As your child’s first teacher, you can help them learn about people in history who changed the world for the better. This month, celebrate Martin Luther King Jr. Day with teaching ideas and engaging activities to help you and your child learn, grow and be inspired!
Martin Luther King, Jr. (January 15, 1929 – April 4, 1968)
Martin Luther King Jr. grew up in Atlanta, Georgia, the son of a preacher. He was a very good student and skipped two grades, entering Morehouse College at the age of 15. Martin followed in his father’s footsteps by studying theology and becoming a minister.
In 1955 Martin got involved in civil rights when an African American woman named Rosa Parks was arrested for refusing to give up her bus seat to a white man. Martin led a boycott of the bus system that lasted for more than a year. Over the course of that year, Martin was arrested and his house was bombed, but he kept fighting for equality for all people. Thanks to the peaceful protests he led, bus segregation ended in 1956.
Over the years, Martin continued to fight for the rights of all people, including African Americans. He believed in protesting without violence. In 1963, in front of 250,000 people at a civil rights march in Washington D.C., he gave his famous “I Have a Dream” speech. He said, “I have a dream that my four little children will one day live in a nation where they will not be judged by the color of their skin but by the content of their character.” In 1964, the Civil Rights Act passed and Martin became the youngest person ever to win the Nobel Peace Prize.
Throughout his life, Martin worked on finding peaceful solutions to problems and helping all people live with dignity. In 1968 his work and his life were cut short when he was assassinated. Martin’s legacy continues in those who fight for equality and justice today.
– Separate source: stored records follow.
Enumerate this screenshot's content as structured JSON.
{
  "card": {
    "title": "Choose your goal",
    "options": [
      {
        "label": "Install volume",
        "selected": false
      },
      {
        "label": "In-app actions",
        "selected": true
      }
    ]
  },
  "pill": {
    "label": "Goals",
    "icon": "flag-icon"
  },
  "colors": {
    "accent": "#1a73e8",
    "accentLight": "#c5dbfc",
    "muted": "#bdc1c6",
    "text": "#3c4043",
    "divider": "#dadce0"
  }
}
Martin Luther King, Jr. Day Learning Activities:
Make a ‘Change the World’ Poster: Martin Luther King, Jr. worked hard to create change. If your child could change one thing about the world, what would it be? Make a poster about the things you would like to change, and their possible solutions.
Watts Towers Arts Center
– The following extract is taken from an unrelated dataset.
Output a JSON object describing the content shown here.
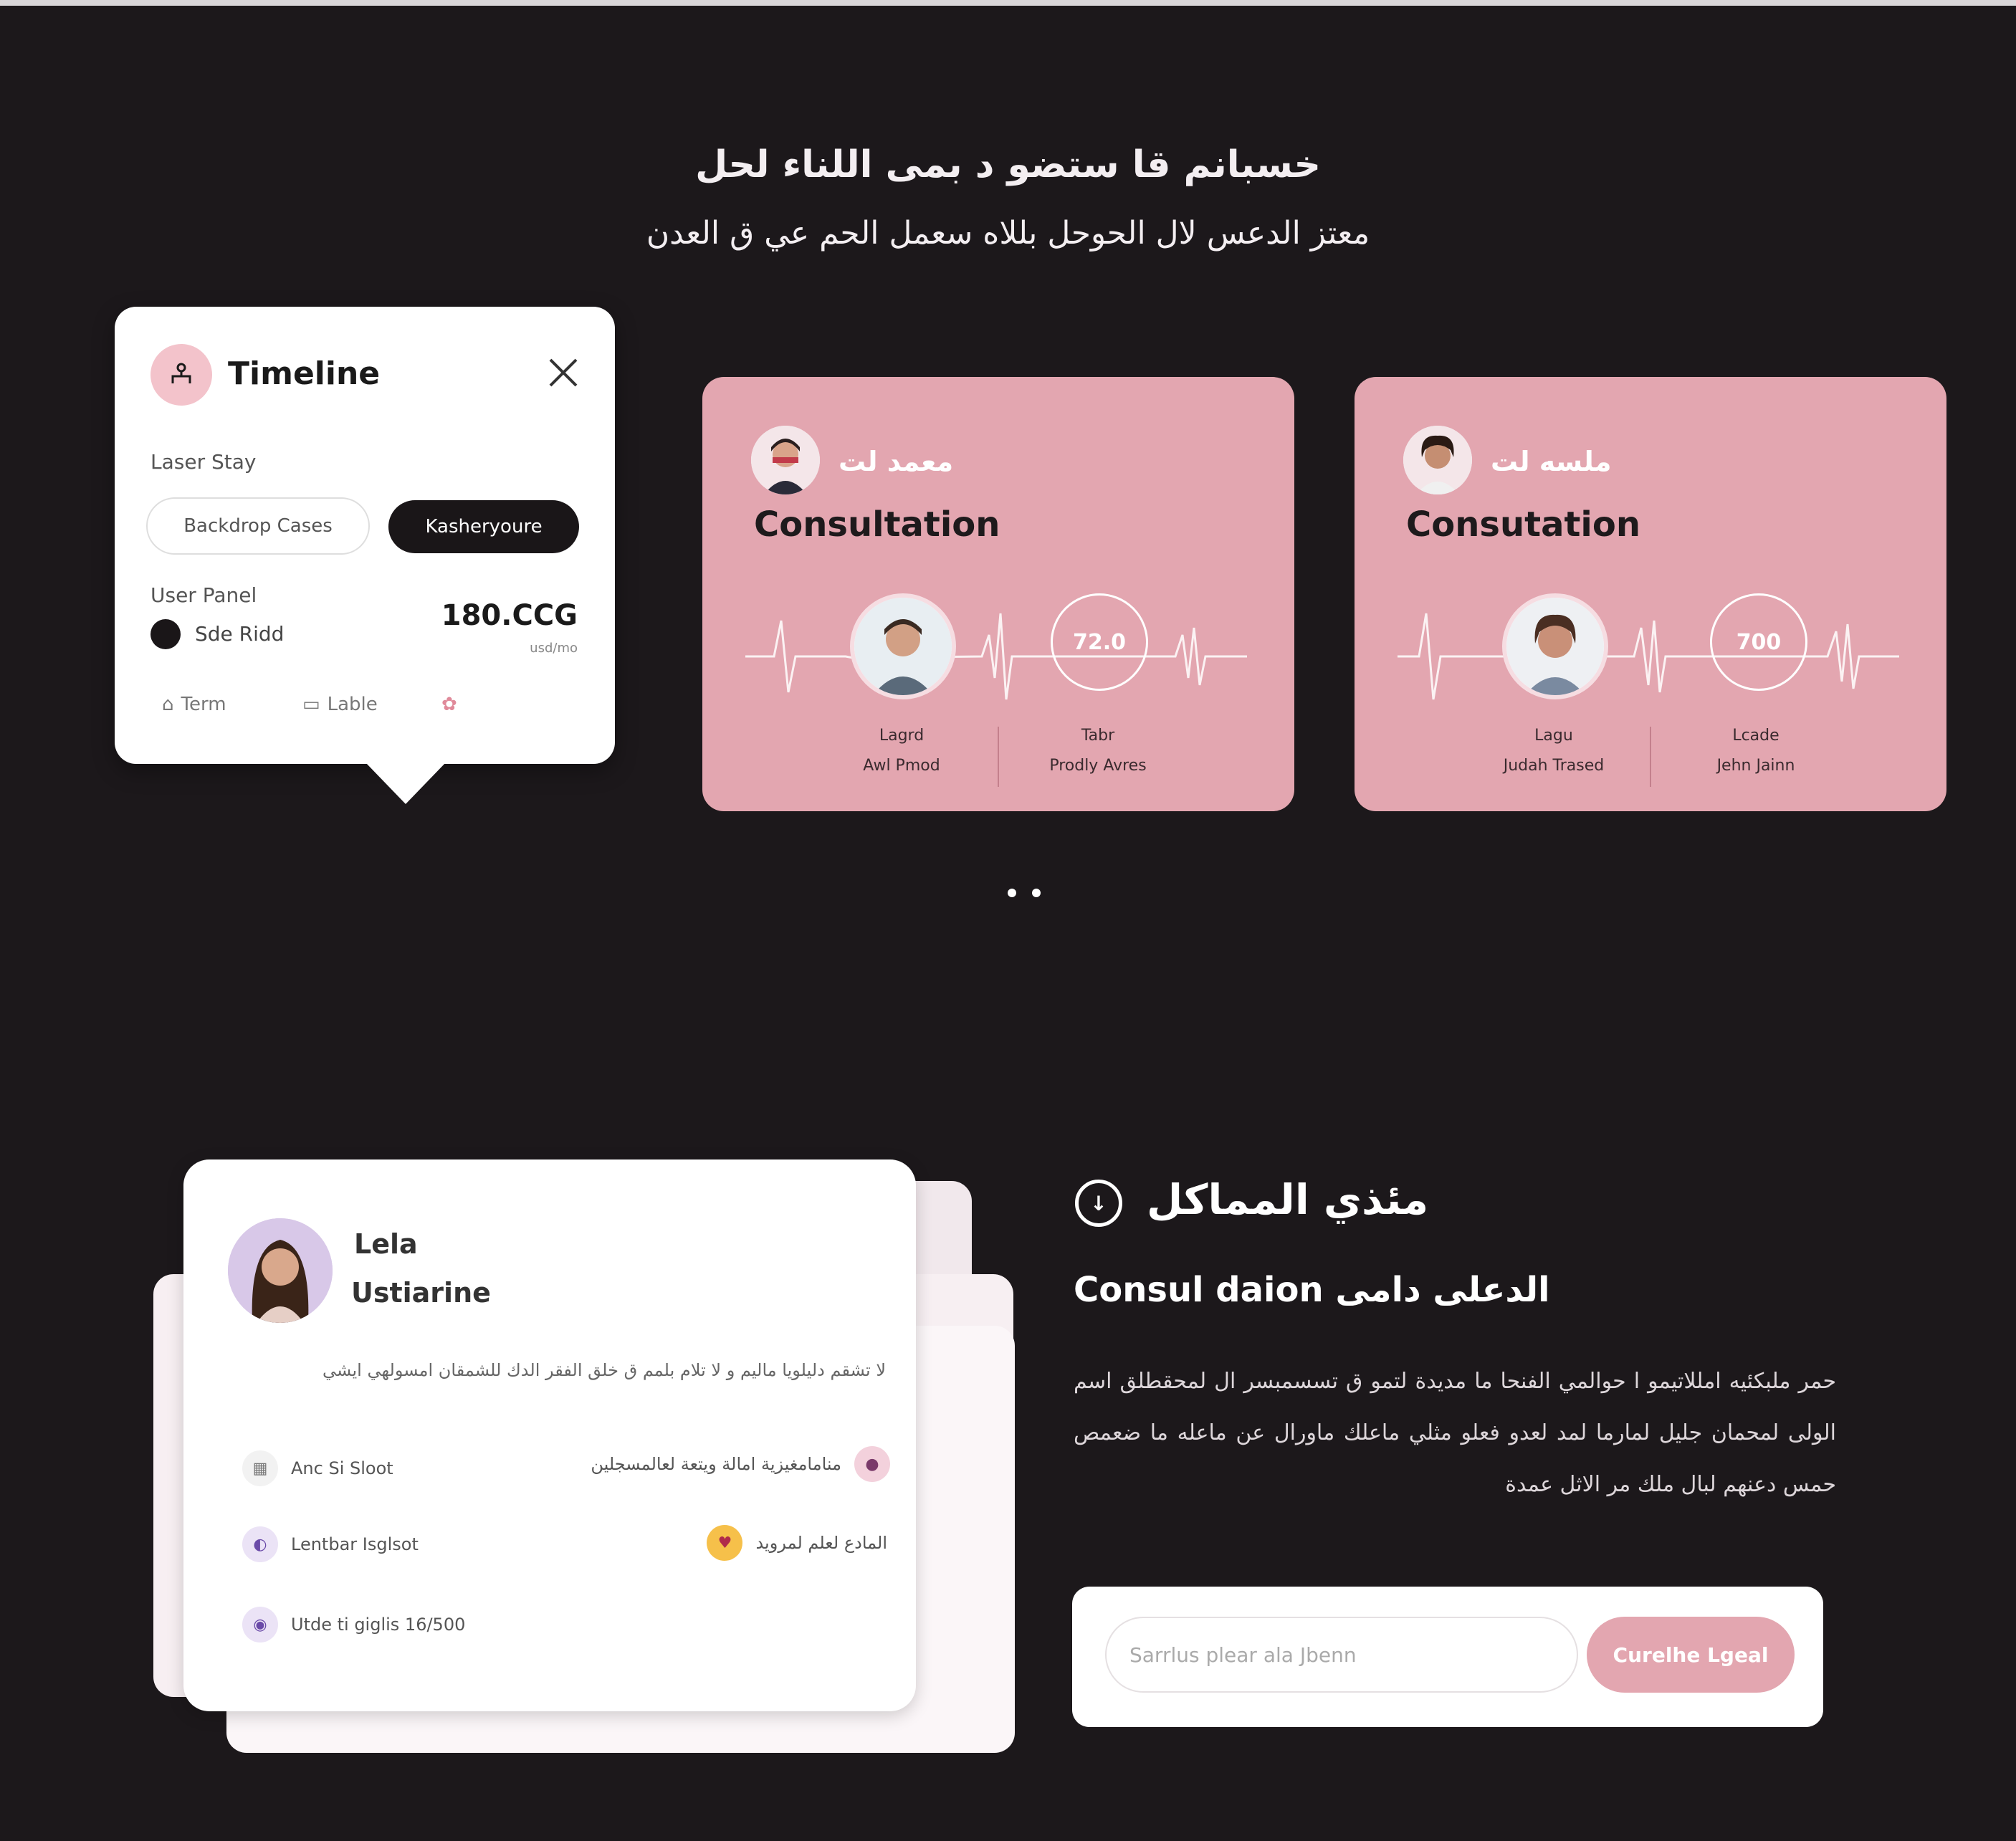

1727 E 107th St, Los Angeles, CA 90002
Created by immigrant Simon Rodia, the Watts Towers are an extraordinary collection of handmade, soaring structures in central Los Angeles. The towers survived the Watts Rebellion of 1965 and became a symbol of freedom, diversity and determination. They were added to the National Register of Historic Places in 1990.
Read and Learn about Martin Luther King, Jr. with these books:
Martin’s Big Words: The Life of Dr. Martin Luther King, Jr. by Doreen Rappaport, illustrated by Bryan Collier
This beautifully illustrated biography is an excellent introduction to Dr. King’s life, exploring his work and the impact of his legacy. Informative but easy to understand, it’s a great read-aloud.
This Is the Dream by Diane Z. Shore and Jessica Alexander, illustrated by James Ransome
Told in rhyme, this picture book tells the story of segregation, the civil rights movement and how much has changed since then: “These are the buses – a dime buys a ride, but the people are sorted by color inside.” A compelling read-aloud that explores important issues and change.
We March by Shane W. Evans
A family gets ready for a big event! Easy-to-understand text and lush illustrations tell the story of a family marching in peaceful protest with people from all walks of life. Join the energy and excitement in advocating with others.